What is needed: Using the listing below, show all lines that hold the word "Hello".

Dataset excerpts:

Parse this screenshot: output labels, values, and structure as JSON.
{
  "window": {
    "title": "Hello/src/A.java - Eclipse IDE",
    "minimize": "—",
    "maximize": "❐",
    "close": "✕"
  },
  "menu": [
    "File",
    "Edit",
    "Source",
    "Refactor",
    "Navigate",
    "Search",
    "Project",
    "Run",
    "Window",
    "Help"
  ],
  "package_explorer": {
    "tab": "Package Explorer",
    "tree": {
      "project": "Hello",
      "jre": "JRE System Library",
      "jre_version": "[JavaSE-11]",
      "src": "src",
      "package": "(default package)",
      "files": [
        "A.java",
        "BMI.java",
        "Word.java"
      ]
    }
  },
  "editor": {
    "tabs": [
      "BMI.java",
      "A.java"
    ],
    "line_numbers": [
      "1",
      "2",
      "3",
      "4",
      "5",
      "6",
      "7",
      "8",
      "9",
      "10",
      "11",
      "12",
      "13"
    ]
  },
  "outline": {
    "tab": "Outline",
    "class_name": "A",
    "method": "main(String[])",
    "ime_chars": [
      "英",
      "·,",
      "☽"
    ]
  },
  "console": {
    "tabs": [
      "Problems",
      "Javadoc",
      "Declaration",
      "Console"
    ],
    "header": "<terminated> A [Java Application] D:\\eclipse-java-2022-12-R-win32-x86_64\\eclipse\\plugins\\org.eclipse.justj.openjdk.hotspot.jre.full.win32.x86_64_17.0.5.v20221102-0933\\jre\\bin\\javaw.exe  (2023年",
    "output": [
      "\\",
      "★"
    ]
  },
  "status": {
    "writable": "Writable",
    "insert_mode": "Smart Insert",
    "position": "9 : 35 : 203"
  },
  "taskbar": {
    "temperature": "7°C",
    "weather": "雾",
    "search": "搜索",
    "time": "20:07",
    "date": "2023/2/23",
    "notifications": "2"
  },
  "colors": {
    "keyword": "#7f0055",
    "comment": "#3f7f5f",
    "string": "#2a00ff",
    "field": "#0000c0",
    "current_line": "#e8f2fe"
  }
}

Answer area:
    "title": "Hello/src/A.java - Eclipse IDE",
      "project": "Hello",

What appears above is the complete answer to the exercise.